Report how many lines in the records hold the string "BIOS"; give the number and nothing else.

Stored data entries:
"""

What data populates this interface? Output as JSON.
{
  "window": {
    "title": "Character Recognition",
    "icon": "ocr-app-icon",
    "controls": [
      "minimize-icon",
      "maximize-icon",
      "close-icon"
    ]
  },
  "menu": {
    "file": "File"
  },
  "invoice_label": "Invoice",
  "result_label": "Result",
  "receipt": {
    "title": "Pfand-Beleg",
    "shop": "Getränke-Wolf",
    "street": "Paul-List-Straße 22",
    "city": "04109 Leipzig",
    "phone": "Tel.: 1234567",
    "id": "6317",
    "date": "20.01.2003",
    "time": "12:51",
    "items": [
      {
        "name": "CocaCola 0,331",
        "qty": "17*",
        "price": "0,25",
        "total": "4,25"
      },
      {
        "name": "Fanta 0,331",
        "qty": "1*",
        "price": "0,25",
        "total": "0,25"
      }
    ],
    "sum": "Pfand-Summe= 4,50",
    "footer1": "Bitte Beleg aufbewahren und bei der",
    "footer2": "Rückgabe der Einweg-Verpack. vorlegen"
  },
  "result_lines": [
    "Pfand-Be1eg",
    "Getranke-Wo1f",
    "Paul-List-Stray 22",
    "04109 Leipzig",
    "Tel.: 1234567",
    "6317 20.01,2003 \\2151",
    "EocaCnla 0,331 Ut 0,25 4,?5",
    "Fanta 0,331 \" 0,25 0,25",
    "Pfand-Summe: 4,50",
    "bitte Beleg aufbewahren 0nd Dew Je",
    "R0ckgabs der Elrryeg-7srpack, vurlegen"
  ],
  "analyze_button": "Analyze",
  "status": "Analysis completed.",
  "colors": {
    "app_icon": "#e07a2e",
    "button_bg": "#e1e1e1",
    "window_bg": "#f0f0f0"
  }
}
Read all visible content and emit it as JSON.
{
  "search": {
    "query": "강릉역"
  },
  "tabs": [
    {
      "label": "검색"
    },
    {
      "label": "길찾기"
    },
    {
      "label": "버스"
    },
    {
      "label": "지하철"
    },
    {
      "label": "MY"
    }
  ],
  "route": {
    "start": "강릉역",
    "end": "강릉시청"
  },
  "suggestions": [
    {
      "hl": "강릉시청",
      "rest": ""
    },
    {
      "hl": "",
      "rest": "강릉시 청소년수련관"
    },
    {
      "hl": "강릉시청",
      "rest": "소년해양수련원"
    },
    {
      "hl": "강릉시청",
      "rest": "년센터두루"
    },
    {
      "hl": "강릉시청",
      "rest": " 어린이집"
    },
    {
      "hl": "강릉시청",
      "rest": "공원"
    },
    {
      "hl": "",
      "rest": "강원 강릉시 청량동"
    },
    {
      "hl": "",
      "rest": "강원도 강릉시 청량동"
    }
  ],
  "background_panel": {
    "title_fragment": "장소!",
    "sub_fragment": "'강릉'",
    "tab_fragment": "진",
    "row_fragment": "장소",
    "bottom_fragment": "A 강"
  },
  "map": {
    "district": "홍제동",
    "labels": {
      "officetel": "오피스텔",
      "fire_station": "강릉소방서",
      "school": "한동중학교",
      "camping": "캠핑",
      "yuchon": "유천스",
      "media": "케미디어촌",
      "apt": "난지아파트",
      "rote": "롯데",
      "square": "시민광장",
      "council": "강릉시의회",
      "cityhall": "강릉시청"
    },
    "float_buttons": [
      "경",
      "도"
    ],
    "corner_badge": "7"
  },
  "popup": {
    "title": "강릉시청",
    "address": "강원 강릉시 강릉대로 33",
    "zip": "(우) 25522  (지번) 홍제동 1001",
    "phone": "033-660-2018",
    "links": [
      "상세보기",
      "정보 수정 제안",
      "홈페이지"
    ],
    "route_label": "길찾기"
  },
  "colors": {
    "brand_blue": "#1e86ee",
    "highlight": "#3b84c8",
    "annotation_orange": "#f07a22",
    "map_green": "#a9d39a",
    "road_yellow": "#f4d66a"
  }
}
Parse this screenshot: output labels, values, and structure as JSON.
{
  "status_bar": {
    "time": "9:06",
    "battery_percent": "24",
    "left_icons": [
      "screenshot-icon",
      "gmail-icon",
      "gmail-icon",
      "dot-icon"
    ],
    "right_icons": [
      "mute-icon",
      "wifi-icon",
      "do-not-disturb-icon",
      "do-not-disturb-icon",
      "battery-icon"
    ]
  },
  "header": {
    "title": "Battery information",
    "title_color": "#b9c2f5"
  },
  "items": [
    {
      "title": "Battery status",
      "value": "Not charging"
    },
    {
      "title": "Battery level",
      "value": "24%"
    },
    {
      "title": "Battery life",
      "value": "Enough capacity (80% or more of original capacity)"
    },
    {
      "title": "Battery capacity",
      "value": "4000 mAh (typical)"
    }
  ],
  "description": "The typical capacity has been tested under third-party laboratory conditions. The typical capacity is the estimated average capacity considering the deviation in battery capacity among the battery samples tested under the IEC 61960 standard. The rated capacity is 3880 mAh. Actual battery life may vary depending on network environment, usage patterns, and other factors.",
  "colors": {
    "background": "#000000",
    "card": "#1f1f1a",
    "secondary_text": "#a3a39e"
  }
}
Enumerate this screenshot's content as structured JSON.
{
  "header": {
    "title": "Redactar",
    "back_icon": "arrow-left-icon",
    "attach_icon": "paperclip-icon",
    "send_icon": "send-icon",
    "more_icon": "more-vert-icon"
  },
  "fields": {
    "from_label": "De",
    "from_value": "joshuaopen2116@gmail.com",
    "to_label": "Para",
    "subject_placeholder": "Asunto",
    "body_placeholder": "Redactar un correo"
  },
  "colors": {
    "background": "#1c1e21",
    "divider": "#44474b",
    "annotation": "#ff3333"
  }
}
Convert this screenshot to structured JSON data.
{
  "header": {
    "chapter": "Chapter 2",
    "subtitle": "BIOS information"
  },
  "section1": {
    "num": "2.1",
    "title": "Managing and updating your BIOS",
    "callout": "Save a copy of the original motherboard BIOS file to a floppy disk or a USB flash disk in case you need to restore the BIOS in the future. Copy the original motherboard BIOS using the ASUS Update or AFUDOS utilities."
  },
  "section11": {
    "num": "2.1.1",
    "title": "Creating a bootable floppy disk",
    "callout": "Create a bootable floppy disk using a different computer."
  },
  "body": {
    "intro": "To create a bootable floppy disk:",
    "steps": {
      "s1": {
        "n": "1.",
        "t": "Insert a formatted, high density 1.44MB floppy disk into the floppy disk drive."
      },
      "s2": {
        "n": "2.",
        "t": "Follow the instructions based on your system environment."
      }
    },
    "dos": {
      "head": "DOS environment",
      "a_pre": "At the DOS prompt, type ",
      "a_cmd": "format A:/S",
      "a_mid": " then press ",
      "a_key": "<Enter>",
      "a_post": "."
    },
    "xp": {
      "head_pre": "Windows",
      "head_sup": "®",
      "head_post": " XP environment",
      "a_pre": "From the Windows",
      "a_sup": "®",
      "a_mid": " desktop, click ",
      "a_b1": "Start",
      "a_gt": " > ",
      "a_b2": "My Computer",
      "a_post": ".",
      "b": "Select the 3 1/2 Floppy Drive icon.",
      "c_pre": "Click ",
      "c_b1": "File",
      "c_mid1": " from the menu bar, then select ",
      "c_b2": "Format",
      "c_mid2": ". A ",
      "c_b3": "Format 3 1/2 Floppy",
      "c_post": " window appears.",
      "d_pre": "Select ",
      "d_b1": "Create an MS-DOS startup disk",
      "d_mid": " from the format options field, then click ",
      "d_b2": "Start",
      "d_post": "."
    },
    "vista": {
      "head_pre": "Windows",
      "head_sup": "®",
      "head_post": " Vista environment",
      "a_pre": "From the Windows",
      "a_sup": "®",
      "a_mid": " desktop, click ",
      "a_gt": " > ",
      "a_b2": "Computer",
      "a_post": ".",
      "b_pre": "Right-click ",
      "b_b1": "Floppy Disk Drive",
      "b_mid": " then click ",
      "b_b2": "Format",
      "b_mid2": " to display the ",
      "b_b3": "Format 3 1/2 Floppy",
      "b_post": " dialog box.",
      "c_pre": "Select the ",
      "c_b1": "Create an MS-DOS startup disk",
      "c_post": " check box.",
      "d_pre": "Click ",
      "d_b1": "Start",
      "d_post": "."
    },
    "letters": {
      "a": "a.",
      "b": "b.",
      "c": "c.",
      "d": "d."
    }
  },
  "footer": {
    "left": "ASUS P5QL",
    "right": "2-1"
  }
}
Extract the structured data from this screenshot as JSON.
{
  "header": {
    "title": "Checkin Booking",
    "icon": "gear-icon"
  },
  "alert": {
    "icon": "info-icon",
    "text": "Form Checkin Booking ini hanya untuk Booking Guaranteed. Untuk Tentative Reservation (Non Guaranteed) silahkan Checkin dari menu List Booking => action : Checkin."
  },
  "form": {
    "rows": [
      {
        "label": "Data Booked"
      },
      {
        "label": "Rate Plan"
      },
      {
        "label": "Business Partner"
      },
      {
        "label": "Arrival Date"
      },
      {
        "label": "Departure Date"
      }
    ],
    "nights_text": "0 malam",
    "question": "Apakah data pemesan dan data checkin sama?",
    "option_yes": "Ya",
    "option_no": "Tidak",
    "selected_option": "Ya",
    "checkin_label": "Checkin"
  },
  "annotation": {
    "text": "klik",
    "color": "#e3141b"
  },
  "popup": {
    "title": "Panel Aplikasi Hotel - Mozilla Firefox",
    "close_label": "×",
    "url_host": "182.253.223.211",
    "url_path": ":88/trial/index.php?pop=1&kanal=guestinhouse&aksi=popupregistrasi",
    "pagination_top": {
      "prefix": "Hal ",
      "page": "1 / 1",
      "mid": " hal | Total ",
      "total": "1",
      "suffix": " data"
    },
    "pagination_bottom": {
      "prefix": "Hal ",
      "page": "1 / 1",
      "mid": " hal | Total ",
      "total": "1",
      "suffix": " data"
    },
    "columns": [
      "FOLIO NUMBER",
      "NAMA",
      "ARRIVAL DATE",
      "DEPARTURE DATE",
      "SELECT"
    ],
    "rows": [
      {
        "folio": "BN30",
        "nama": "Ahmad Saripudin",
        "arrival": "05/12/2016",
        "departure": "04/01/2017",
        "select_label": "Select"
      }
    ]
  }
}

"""

### Solution to the exercise
3